Whenever a line of the listing contains the string "zoom", return that line.

Data records:
BEGIN

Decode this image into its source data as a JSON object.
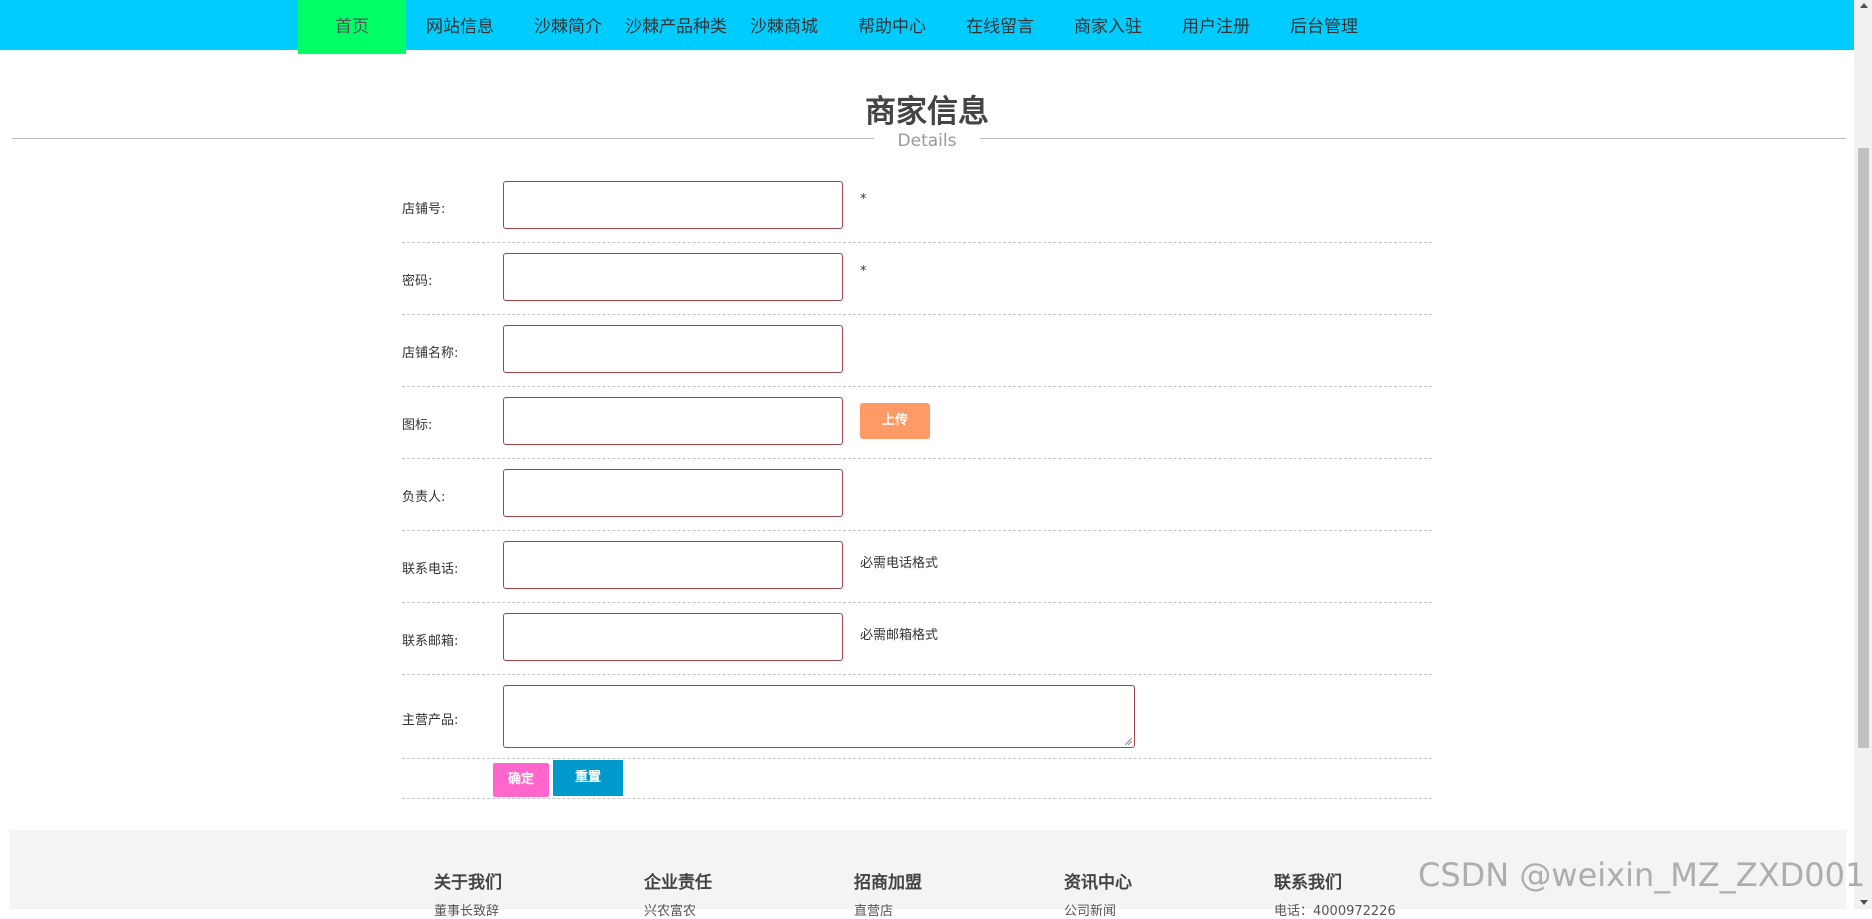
{
  "nav": {
    "items": [
      {
        "label": "首页",
        "active": true
      },
      {
        "label": "网站信息"
      },
      {
        "label": "沙棘简介"
      },
      {
        "label": "沙棘产品种类"
      },
      {
        "label": "沙棘商城"
      },
      {
        "label": "帮助中心"
      },
      {
        "label": "在线留言"
      },
      {
        "label": "商家入驻"
      },
      {
        "label": "用户注册"
      },
      {
        "label": "后台管理"
      }
    ]
  },
  "page": {
    "title": "商家信息",
    "subtitle": "Details"
  },
  "form": {
    "fields": [
      {
        "label": "店铺号:",
        "value": "",
        "hint": "*"
      },
      {
        "label": "密码:",
        "value": "",
        "hint": "*"
      },
      {
        "label": "店铺名称:",
        "value": ""
      },
      {
        "label": "图标:",
        "value": ""
      },
      {
        "label": "负责人:",
        "value": ""
      },
      {
        "label": "联系电话:",
        "value": "",
        "hint": "必需电话格式"
      },
      {
        "label": "联系邮箱:",
        "value": "",
        "hint": "必需邮箱格式"
      },
      {
        "label": "主营产品:",
        "value": ""
      }
    ],
    "upload_label": "上传",
    "confirm_label": "确定",
    "reset_label": "重置"
  },
  "footer": {
    "columns": [
      {
        "title": "关于我们",
        "first_item": "董事长致辞"
      },
      {
        "title": "企业责任",
        "first_item": "兴农富农"
      },
      {
        "title": "招商加盟",
        "first_item": "直营店"
      },
      {
        "title": "资讯中心",
        "first_item": "公司新闻"
      },
      {
        "title": "联系我们",
        "first_item": "电话：4000972226"
      }
    ]
  },
  "watermark": "CSDN @weixin_MZ_ZXD001",
  "colors": {
    "nav_bg": "#00ccff",
    "nav_active": "#00ff66",
    "input_border": "#a3444c",
    "upload": "#ff9966",
    "confirm": "#ff66cc",
    "reset": "#0099cc"
  }
}
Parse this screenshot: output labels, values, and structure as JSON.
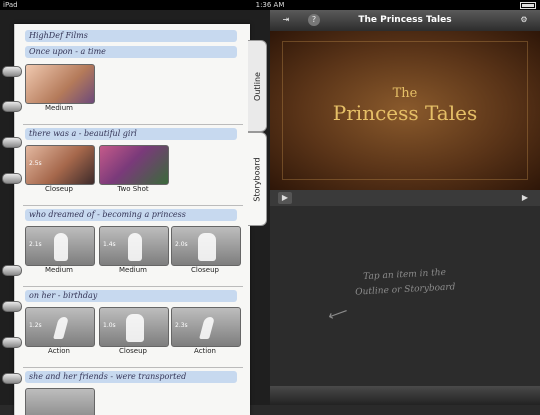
{
  "status_bar": {
    "device": "iPad",
    "time": "1:36 AM"
  },
  "outline_panel": {
    "tabs": {
      "outline": "Outline",
      "storyboard": "Storyboard"
    },
    "sections": [
      {
        "heading": "HighDef Films",
        "clips": []
      },
      {
        "heading": "Once upon - a time",
        "clips": [
          {
            "label": "Medium",
            "duration": ""
          }
        ]
      },
      {
        "heading": "there was a - beautiful girl",
        "clips": [
          {
            "label": "Closeup",
            "duration": "2.5s"
          },
          {
            "label": "Two Shot",
            "duration": ""
          }
        ]
      },
      {
        "heading": "who dreamed of - becoming a princess",
        "clips": [
          {
            "label": "Medium",
            "duration": "2.1s"
          },
          {
            "label": "Medium",
            "duration": "1.4s"
          },
          {
            "label": "Closeup",
            "duration": "2.0s"
          }
        ]
      },
      {
        "heading": "on her - birthday",
        "clips": [
          {
            "label": "Action",
            "duration": "1.2s"
          },
          {
            "label": "Closeup",
            "duration": "1.0s"
          },
          {
            "label": "Action",
            "duration": "2.3s"
          }
        ]
      },
      {
        "heading": "she and her friends - were transported",
        "clips": []
      }
    ]
  },
  "preview": {
    "title": "The Princess Tales",
    "title_line1": "The",
    "title_line2": "Princess Tales"
  },
  "empty_state": {
    "line1": "Tap an item in the",
    "line2": "Outline or Storyboard"
  },
  "icons": {
    "export": "export-icon",
    "help": "help-icon",
    "settings": "gear-icon",
    "play_left": "play-icon",
    "play_right": "play-icon"
  }
}
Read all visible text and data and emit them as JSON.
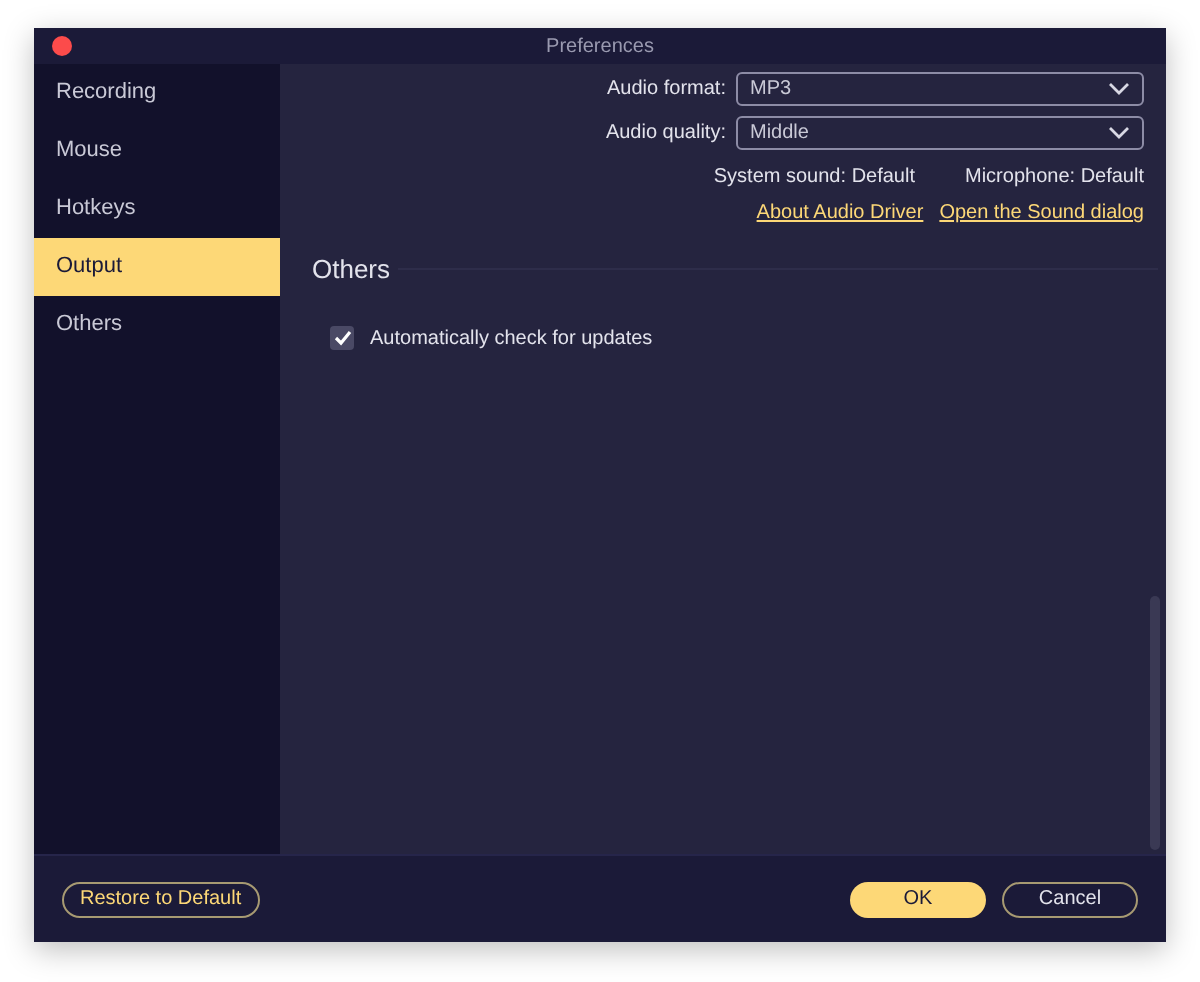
{
  "window": {
    "title": "Preferences"
  },
  "sidebar": {
    "items": [
      {
        "label": "Recording",
        "selected": false
      },
      {
        "label": "Mouse",
        "selected": false
      },
      {
        "label": "Hotkeys",
        "selected": false
      },
      {
        "label": "Output",
        "selected": true
      },
      {
        "label": "Others",
        "selected": false
      }
    ]
  },
  "output": {
    "fields": [
      {
        "label": "Audio format:",
        "value": "MP3"
      },
      {
        "label": "Audio quality:",
        "value": "Middle"
      }
    ],
    "system_sound": {
      "label": "System sound:",
      "value": "Default"
    },
    "microphone": {
      "label": "Microphone:",
      "value": "Default"
    },
    "links": [
      "About Audio Driver",
      "Open the Sound dialog"
    ]
  },
  "others": {
    "heading": "Others",
    "options": [
      {
        "label": "Automatically check for updates",
        "checked": true
      }
    ]
  },
  "footer": {
    "restore": "Restore to Default",
    "ok": "OK",
    "cancel": "Cancel"
  }
}
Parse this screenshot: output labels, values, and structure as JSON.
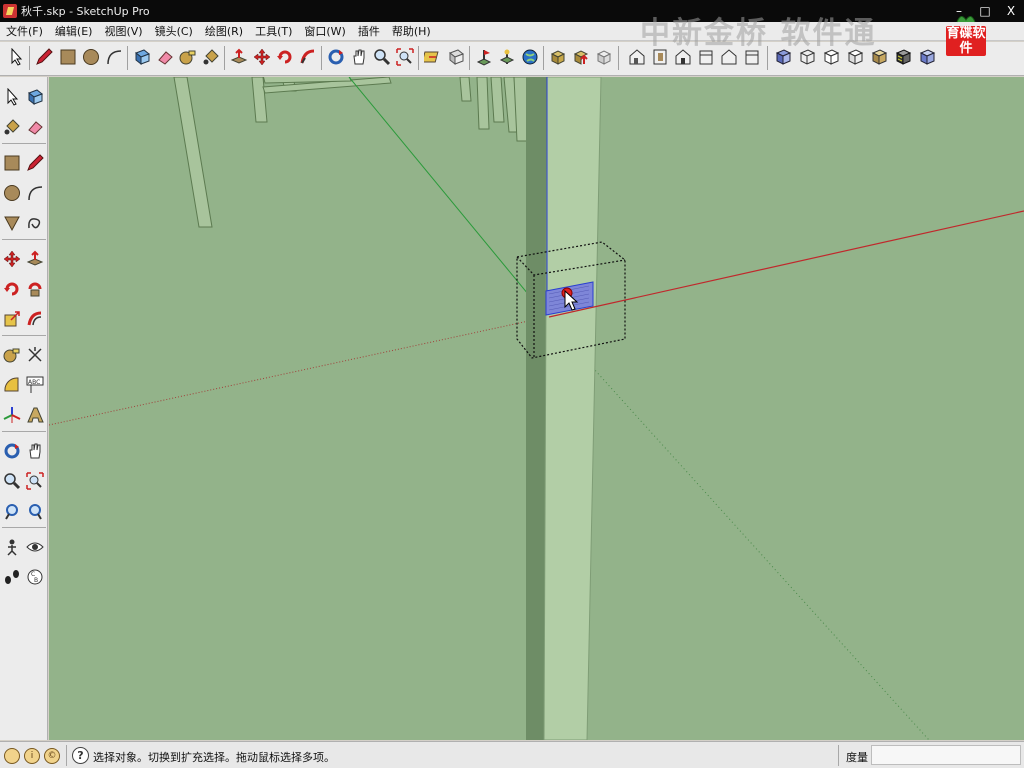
{
  "window": {
    "title": "秋千.skp - SketchUp Pro",
    "minimize": "–",
    "maximize": "□",
    "close": "X"
  },
  "menu": {
    "items": [
      "文件(F)",
      "编辑(E)",
      "视图(V)",
      "镜头(C)",
      "绘图(R)",
      "工具(T)",
      "窗口(W)",
      "插件",
      "帮助(H)"
    ]
  },
  "watermark": {
    "text": "中新金桥 软件通",
    "brand": "育碟软件"
  },
  "statusbar": {
    "message": "选择对象。切换到扩充选择。拖动鼠标选择多项。",
    "measure_label": "度量",
    "measure_value": ""
  },
  "colors": {
    "viewport_bg": "#93b38a",
    "axis_red": "#c0282c",
    "axis_green": "#2a9a3a",
    "axis_blue": "#2a3fd0",
    "selection_fill": "#7e86d8",
    "brand_red": "#e02020"
  },
  "icons": {
    "top_toolbar": [
      "select-arrow-icon",
      "pencil-icon",
      "rectangle-icon",
      "circle-icon",
      "arc-icon",
      "make-component-icon",
      "eraser-icon",
      "tape-measure-icon",
      "paint-bucket-icon",
      "push-pull-icon",
      "move-icon",
      "rotate-icon",
      "follow-me-icon",
      "orbit-icon",
      "pan-icon",
      "zoom-icon",
      "zoom-extents-icon",
      "section-plane-icon",
      "section-display-icon",
      "add-location-icon",
      "photo-texture-icon",
      "google-earth-icon",
      "get-models-icon",
      "share-model-icon",
      "share-component-icon",
      "iso-view-icon",
      "top-view-icon",
      "front-view-icon",
      "right-view-icon",
      "back-view-icon",
      "left-view-icon",
      "xray-style-icon",
      "wireframe-style-icon",
      "hidden-line-style-icon",
      "shaded-style-icon",
      "shaded-texture-style-icon",
      "monochrome-style-icon"
    ],
    "left_toolbar": [
      "select-arrow-icon",
      "make-component-icon",
      "paint-bucket-icon",
      "eraser-icon",
      "rectangle-icon",
      "pencil-icon",
      "circle-icon",
      "arc-icon",
      "polygon-icon",
      "freehand-icon",
      "move-icon",
      "push-pull-icon",
      "rotate-icon",
      "follow-me-icon",
      "scale-icon",
      "offset-icon",
      "tape-measure-icon",
      "dimension-icon",
      "protractor-icon",
      "text-label-icon",
      "axes-icon",
      "3d-text-icon",
      "orbit-icon",
      "pan-icon",
      "zoom-icon",
      "zoom-window-icon",
      "previous-view-icon",
      "next-view-icon",
      "position-camera-icon",
      "look-around-icon",
      "walk-icon",
      "section-plane-icon"
    ]
  }
}
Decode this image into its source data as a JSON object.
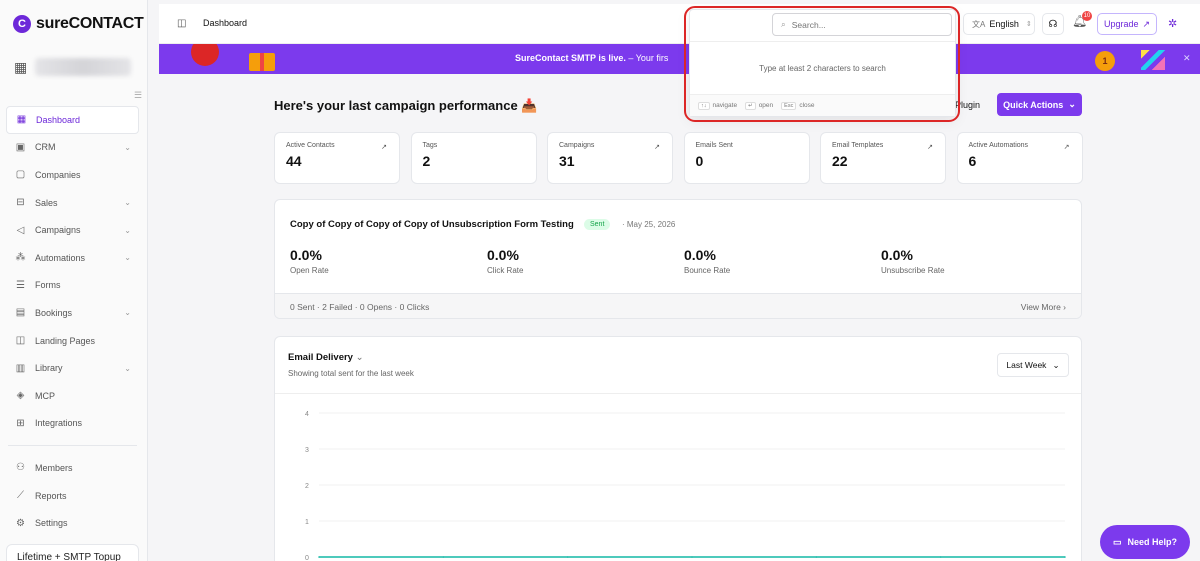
{
  "brand": {
    "name": "sureCONTACT",
    "mark": "C"
  },
  "sidebar": {
    "collapse_icon": "collapse-icon",
    "items": [
      {
        "label": "Dashboard",
        "icon": "dashboard-icon",
        "glyph": "▦",
        "chevron": false,
        "active": true
      },
      {
        "label": "CRM",
        "icon": "crm-icon",
        "glyph": "▣",
        "chevron": true
      },
      {
        "label": "Companies",
        "icon": "building-icon",
        "glyph": "▢",
        "chevron": false
      },
      {
        "label": "Sales",
        "icon": "briefcase-icon",
        "glyph": "⊟",
        "chevron": true
      },
      {
        "label": "Campaigns",
        "icon": "megaphone-icon",
        "glyph": "◁",
        "chevron": true
      },
      {
        "label": "Automations",
        "icon": "automation-icon",
        "glyph": "⁂",
        "chevron": true
      },
      {
        "label": "Forms",
        "icon": "form-icon",
        "glyph": "☰",
        "chevron": false
      },
      {
        "label": "Bookings",
        "icon": "calendar-icon",
        "glyph": "▤",
        "chevron": true
      },
      {
        "label": "Landing Pages",
        "icon": "layout-icon",
        "glyph": "◫",
        "chevron": false
      },
      {
        "label": "Library",
        "icon": "library-icon",
        "glyph": "▥",
        "chevron": true
      },
      {
        "label": "MCP",
        "icon": "mcp-icon",
        "glyph": "◈",
        "chevron": false
      },
      {
        "label": "Integrations",
        "icon": "integrations-icon",
        "glyph": "⊞",
        "chevron": false
      }
    ],
    "bottom_items": [
      {
        "label": "Members",
        "icon": "members-icon",
        "glyph": "⚇"
      },
      {
        "label": "Reports",
        "icon": "reports-icon",
        "glyph": "⟋"
      },
      {
        "label": "Settings",
        "icon": "settings-icon",
        "glyph": "⚙"
      }
    ],
    "plan": "Lifetime + SMTP Topup"
  },
  "topbar": {
    "title": "Dashboard",
    "language": "English",
    "notification_count": "10",
    "upgrade_label": "Upgrade"
  },
  "banner": {
    "text_bold": "SureContact SMTP is live.",
    "text_rest": " – Your firs",
    "medal": "1"
  },
  "search": {
    "placeholder": "Search...",
    "hint": "Type at least 2 characters to search",
    "keys": [
      {
        "key": "↑↓",
        "label": "navigate"
      },
      {
        "key": "↵",
        "label": "open"
      },
      {
        "key": "Esc",
        "label": "close"
      }
    ]
  },
  "main": {
    "heading": "Here's your last campaign performance 📥",
    "plugin_label": "Plugin",
    "quick_actions_label": "Quick Actions",
    "stats": [
      {
        "label": "Active Contacts",
        "value": "44",
        "arrow": true
      },
      {
        "label": "Tags",
        "value": "2",
        "arrow": false
      },
      {
        "label": "Campaigns",
        "value": "31",
        "arrow": true
      },
      {
        "label": "Emails Sent",
        "value": "0",
        "arrow": false
      },
      {
        "label": "Email Templates",
        "value": "22",
        "arrow": true
      },
      {
        "label": "Active Automations",
        "value": "6",
        "arrow": true
      }
    ],
    "campaign": {
      "title": "Copy of Copy of Copy of Copy of Unsubscription Form Testing",
      "status": "Sent",
      "date": "· May 25, 2026",
      "metrics": [
        {
          "value": "0.0%",
          "label": "Open Rate"
        },
        {
          "value": "0.0%",
          "label": "Click Rate"
        },
        {
          "value": "0.0%",
          "label": "Bounce Rate"
        },
        {
          "value": "0.0%",
          "label": "Unsubscribe Rate"
        }
      ],
      "footer": "0 Sent · 2 Failed · 0 Opens · 0 Clicks",
      "view_more": "View More"
    },
    "delivery": {
      "title": "Email Delivery",
      "subtitle": "Showing total sent for the last week",
      "range": "Last Week"
    }
  },
  "chart_data": {
    "type": "line",
    "title": "Email Delivery",
    "y_ticks": [
      "4",
      "3",
      "2",
      "1",
      "0"
    ],
    "ylim": [
      0,
      4
    ],
    "grid": true,
    "series": [
      {
        "values": [
          0,
          0,
          0,
          0,
          0,
          0,
          0
        ]
      }
    ],
    "line_color": "#14b8a6"
  },
  "need_help": "Need Help?"
}
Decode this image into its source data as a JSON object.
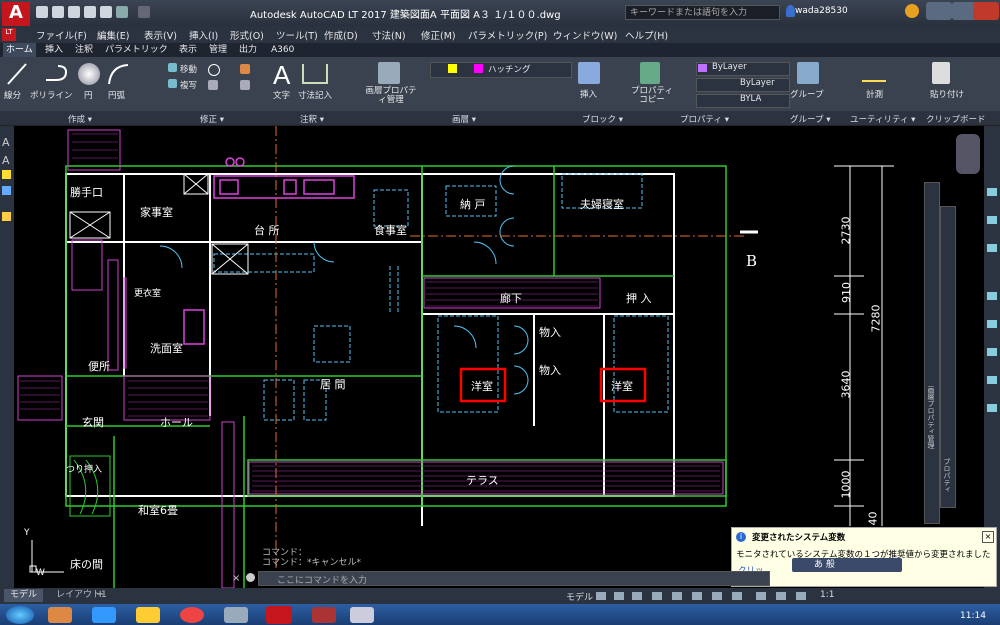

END

Result of this task:
      "zoom-icon",
      "zoom-extents-icon",
      "zoom-icon",
      "zoom-window-icon",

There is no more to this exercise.